What biotechnological innovation should we not miss in January? Permeable pavements capable of capturing pollutants and contaminants from tire abrasion…
More than 1.5 million tons of particles from tire wear are emitted each year in the United States alone. These particles account for nearly 30% of microplastics released into the environment, and represent 5 to 10% of all those found in the world’s oceans. After accumulating on roads and parking lots, they are transported to aquatic ecosystems by rainwater. However, beyond plastic pollution, some of these particles are extremely toxic to local wildlife. Thus, the anti-ozonant 6PPD, which delays the degradation rubber tires, transforms into 6PPD-quinone (or 6PPDQ) under the effect of ozone or sunlight. This chemical is fatal for coho salmon (Oncorynchus kisutch), and particularly for future broodstock. Faced with environmental danger, Chelsea Mitchell and Anand Jayakaran, both members of Washington State University in Pullman (United States), sought an effective way to remove these pollutants from the environment before they reach urban rivers…
Permeable pavements to the rescue of coho salmon
Impervious pavements form a real avenue for contaminants from car tires. What if we made them permeable? This is the idea put forward by the two researchers based in Pullman. Their permeable pavement consists of a porous top layer, with connected void spaces to let water infiltrate, laid on a layer of gravel, itself overlooking an underground drain capable of capturing the effluent. During the experiments carried out at IDEA (Industrial Design Engineering and Art) High School in Tacoma, the scientists were able to test their system designed from concrete and asphalt, with and without hardened carbon fibers, the latter aiming to improve the resistance of the whole, weakened by the porosity of the material.

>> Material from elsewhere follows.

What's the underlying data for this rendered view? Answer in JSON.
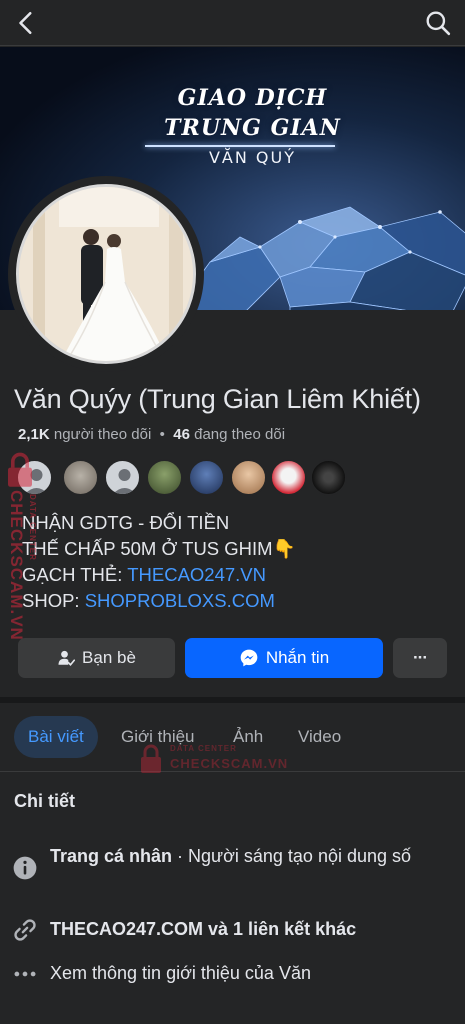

After their tests carried out between August 23 and 25, 2021, Chelsea Mitchell and Anand Jayarakan were able to analyze the results… and rejoice! Their permeable pavement retained more than 96% of the mass of particles from tires, and between 14 and 100% of their soluble chemicals. As for 6PPDQ, they observed an average reduction in its mass of 68%. The conclusion, presented on January 15, 2024 in the journal Science of The Total Environment, suggests that the invention of the two researchers could provide a type of green infrastructure for the rainwater treatment. Especially since the carbon fibers played their reinforcing role perfectly! A promising first step towards deployment on high-traffic roads, where the environmental risk is greatest.